Let’s start with the good: The visuals have been updated to 1080p HD and the difference is noticeable; it’s a much prettier game now. There’s also a large quantity of images to unlock, such as concept sketches and wallpapers, as well as 26 music tracks if you wanted to keep the game on to listen to its soundtrack for whatever reason. Not exactly groundbreaking stuff, but the additions help make “Plus” feel like a more feature-rich package than the original and gives dedicated players an additional incentive to scour through every corner of the game to unlock everything.

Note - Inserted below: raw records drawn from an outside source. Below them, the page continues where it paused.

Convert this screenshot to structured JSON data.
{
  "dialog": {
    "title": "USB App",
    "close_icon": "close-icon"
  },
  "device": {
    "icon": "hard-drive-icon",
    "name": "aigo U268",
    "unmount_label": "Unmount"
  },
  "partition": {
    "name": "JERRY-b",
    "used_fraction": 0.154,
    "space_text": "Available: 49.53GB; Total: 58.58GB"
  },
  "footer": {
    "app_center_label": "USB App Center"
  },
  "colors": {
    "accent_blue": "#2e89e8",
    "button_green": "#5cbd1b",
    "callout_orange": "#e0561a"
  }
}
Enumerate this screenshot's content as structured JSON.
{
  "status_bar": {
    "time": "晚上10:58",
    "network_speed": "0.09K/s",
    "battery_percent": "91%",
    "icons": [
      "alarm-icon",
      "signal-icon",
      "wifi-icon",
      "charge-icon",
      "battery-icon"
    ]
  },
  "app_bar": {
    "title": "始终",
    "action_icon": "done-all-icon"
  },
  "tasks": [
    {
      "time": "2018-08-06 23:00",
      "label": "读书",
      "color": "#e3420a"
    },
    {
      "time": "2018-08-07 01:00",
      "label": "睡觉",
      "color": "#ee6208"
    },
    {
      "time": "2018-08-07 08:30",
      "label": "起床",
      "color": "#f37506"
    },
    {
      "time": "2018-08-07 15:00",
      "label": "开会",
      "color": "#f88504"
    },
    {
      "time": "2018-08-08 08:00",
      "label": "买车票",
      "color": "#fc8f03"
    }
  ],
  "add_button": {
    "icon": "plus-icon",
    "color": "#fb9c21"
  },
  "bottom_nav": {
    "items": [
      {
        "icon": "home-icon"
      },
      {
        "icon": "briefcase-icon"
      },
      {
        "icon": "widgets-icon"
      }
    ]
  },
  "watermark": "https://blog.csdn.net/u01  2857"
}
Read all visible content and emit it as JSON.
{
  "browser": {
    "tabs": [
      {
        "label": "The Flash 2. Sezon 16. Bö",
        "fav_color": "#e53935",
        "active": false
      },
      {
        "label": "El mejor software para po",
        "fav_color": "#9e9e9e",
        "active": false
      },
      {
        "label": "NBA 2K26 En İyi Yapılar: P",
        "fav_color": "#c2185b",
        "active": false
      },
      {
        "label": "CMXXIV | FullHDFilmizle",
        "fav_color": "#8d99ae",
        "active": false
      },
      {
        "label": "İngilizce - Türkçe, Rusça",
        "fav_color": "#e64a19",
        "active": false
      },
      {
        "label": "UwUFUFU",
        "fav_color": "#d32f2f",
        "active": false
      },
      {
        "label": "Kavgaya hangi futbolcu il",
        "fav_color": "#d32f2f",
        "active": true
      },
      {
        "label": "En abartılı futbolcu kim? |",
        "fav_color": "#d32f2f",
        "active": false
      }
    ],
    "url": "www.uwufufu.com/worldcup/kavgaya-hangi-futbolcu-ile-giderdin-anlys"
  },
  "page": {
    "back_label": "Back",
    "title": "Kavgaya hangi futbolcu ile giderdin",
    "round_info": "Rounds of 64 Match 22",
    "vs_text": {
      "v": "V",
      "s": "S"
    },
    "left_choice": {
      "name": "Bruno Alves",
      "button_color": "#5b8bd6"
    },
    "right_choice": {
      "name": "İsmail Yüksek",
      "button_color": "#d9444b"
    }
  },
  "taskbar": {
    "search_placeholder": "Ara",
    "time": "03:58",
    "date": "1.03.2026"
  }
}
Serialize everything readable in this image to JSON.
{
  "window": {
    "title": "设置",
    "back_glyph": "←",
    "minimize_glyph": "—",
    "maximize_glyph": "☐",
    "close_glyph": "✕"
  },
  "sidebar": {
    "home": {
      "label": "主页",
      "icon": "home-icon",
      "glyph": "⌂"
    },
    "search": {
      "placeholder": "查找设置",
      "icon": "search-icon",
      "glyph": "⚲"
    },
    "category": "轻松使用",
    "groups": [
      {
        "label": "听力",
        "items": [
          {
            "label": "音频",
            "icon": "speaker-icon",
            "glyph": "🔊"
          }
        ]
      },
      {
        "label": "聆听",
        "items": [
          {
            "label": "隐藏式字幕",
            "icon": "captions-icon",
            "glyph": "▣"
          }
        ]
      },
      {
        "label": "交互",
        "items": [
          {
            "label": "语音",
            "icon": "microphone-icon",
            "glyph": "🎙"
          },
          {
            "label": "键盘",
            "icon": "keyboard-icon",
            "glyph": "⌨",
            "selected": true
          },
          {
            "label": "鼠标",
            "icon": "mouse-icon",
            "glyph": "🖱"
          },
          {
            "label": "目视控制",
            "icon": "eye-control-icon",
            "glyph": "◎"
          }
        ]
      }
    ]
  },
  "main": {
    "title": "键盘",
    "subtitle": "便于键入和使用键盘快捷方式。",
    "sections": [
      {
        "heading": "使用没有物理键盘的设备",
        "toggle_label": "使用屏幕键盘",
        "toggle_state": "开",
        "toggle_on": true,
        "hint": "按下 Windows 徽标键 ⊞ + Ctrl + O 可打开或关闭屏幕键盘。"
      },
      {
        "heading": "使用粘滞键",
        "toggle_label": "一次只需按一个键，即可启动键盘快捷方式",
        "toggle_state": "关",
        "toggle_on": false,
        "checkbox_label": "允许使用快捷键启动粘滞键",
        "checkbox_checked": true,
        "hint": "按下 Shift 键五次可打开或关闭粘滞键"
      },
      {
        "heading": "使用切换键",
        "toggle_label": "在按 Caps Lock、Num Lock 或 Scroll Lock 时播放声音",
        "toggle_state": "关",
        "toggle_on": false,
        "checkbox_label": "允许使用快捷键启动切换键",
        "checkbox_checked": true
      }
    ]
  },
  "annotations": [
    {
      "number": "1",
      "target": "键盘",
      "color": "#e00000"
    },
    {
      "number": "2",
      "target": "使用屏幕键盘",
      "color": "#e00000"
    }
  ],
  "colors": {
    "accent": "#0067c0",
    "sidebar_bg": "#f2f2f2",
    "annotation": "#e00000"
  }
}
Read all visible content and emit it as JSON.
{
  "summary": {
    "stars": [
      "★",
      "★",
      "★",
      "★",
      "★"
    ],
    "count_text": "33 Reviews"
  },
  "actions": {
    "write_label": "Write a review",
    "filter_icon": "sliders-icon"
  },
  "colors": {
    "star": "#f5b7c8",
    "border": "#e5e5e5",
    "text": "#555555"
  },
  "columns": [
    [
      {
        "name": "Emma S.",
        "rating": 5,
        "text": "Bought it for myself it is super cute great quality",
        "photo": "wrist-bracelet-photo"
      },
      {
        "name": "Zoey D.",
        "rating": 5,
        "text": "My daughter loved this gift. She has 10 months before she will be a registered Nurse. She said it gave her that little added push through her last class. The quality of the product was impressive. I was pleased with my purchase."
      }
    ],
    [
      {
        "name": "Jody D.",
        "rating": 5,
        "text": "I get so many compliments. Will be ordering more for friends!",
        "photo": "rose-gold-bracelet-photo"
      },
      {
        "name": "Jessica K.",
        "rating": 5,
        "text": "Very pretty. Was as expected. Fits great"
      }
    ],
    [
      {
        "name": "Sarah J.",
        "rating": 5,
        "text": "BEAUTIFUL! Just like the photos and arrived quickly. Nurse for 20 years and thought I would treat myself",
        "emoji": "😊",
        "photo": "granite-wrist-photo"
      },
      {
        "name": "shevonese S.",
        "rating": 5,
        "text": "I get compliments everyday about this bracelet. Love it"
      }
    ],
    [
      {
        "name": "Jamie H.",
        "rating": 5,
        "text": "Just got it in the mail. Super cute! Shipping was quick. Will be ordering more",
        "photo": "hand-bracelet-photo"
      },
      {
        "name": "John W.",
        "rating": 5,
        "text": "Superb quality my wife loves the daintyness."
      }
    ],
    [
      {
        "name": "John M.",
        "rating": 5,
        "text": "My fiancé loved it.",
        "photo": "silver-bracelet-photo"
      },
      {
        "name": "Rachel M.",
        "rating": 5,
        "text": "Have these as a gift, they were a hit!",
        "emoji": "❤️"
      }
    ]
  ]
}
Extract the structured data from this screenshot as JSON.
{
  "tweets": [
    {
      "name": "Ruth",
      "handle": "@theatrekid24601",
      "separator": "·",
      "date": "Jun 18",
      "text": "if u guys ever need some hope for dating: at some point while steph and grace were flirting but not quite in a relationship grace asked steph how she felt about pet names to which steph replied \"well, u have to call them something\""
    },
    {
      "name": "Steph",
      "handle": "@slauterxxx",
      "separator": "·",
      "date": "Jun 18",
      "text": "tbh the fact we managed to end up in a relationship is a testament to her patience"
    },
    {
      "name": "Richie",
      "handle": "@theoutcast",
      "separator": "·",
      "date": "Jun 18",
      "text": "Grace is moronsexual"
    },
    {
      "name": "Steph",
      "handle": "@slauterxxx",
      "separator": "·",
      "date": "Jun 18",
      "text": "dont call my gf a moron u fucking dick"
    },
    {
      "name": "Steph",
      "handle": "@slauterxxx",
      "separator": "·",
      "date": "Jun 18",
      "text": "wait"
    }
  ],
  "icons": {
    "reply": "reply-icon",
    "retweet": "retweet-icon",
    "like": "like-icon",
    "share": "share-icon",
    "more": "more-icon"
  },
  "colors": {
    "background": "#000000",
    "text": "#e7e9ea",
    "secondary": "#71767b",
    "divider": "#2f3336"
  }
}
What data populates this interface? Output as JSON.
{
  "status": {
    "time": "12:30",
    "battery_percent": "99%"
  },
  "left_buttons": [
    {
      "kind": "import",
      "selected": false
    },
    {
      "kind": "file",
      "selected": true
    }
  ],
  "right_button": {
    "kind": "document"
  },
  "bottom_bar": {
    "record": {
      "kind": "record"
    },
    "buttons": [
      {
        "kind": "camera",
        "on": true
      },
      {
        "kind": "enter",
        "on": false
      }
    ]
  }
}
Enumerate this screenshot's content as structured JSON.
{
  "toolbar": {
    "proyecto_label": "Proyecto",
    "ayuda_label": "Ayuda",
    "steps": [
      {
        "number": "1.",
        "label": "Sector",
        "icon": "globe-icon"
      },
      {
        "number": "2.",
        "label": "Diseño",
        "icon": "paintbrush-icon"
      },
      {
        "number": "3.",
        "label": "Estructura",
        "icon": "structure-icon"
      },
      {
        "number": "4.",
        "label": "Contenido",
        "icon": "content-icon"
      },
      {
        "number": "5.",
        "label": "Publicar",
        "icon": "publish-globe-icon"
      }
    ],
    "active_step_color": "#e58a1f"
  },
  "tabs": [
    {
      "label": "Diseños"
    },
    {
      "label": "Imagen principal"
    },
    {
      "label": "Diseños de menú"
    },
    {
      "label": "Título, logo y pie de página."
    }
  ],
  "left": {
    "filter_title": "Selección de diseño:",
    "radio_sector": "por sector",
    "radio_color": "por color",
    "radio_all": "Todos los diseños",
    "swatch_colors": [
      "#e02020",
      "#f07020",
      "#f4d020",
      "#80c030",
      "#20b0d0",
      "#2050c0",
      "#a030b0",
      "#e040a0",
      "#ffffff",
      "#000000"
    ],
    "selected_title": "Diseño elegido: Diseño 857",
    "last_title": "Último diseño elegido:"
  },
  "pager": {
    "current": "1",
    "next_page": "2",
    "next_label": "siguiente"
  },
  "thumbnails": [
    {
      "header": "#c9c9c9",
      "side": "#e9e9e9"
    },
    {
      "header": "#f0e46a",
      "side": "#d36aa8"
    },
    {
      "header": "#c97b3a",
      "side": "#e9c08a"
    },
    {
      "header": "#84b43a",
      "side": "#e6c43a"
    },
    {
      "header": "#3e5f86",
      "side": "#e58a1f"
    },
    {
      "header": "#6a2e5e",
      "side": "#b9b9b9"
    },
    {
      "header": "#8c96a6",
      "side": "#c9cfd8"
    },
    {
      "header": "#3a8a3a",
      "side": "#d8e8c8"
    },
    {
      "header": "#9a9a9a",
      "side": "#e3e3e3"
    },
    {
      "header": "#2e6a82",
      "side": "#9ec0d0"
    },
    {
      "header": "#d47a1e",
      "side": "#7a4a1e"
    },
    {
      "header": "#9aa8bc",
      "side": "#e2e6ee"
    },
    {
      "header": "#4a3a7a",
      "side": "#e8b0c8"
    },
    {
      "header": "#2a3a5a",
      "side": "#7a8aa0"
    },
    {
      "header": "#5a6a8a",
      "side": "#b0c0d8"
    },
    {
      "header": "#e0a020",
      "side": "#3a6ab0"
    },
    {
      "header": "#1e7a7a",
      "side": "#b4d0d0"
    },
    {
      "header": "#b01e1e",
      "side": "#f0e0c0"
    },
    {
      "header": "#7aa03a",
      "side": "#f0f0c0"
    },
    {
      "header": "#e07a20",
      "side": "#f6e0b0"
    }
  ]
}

The biggest draw of “Plus” is the addition of several new side stories which take place before the events of the main story and center on the game’s women before the player character from the main game joined their Literature Club. The side stories lack any player input or horror elements; they are, in a word, sweet. This departure from the main story’s unsettling themes — though serious issues are still addressed, the overall tone is much lighter — may divide the “Doki Doki” fanbase, but there’s a strong argument to be made that they’re the perfect supplement to the rest of the game.
“Doki Doki” offers a satisfying horror tale that does not require expansion, but the “Plus” stories give much-appreciated depth to characters that have become minor gaming icons in their own right over the last few years. The original game did not pass the Bechdel test — which makes sense in the overall scope of its narrative — but the additional content in “Plus” goes to great lengths to flesh out the women in the Literature Club and their relationships with one another. There’s no interactivity in any of these stories, but the writing is as strong as it was in the main game, and there’s enough of it to make the additions feels substantive, even though they don’t directly tie in to the main “Doki Doki” narrative. It’s a bit of wholesome fan service, but all things considered, is that such a bad thing?
Whether that’s enough of a selling point for fans of the original game is debatable. The original “Doki Doki” required players to play through large chunks of the game multiple times to unlock the “good” ending, which holds true in the special edition. Replaying sections of the main narrative is also required to unlock all of the side stories in “Plus,” which can be tedious even with the option to skip through dialogue you’ve seen before. All of the side stories in “Plus” are enjoyable, but if you’ve previously completed the original game, it might be frustrating to play through “Plus” multiple times to unlock all of the new content, given that the core game is completely unchanged.
“Plus” also boasts one understandable, but nonetheless disappointing, change from the original game. There was a particularly brilliant moment in the 2017 game that required players to modify the game’s files on their PC’s directory to progress and those files also included a handful of Easter eggs, both of which greatly added to the game’s metaphysical horror and showcased the unique potential of PC gaming. As “Plus” needs to work on video game consoles, which do not allow such in-depth file manipulation, those files are instead placed within the game itself, which detracts a bit from the fourth-wall breaking experience.
These are minor complaints, however, and should matter even less to those who haven’t already played the original game. “Doki Doki Literature Club Plus!” is a brilliant horror game in its own right and the rare kind of title that celebrates the potential of video gaming as a unique artistic medium while offering a smart critique of its more regressive tropes and the stereotypes about the people who consume them. It’s really good. Avoid it at your peril.
“Doki Doki Literature Club Plus!” is available on PlayStation 4, PlayStation 5, Xbox One, Xbox Series X/S, Nintendo Switch, and PC via Steam and Epic Games Store. This review was based off of a Steam code provided by Team Salvato.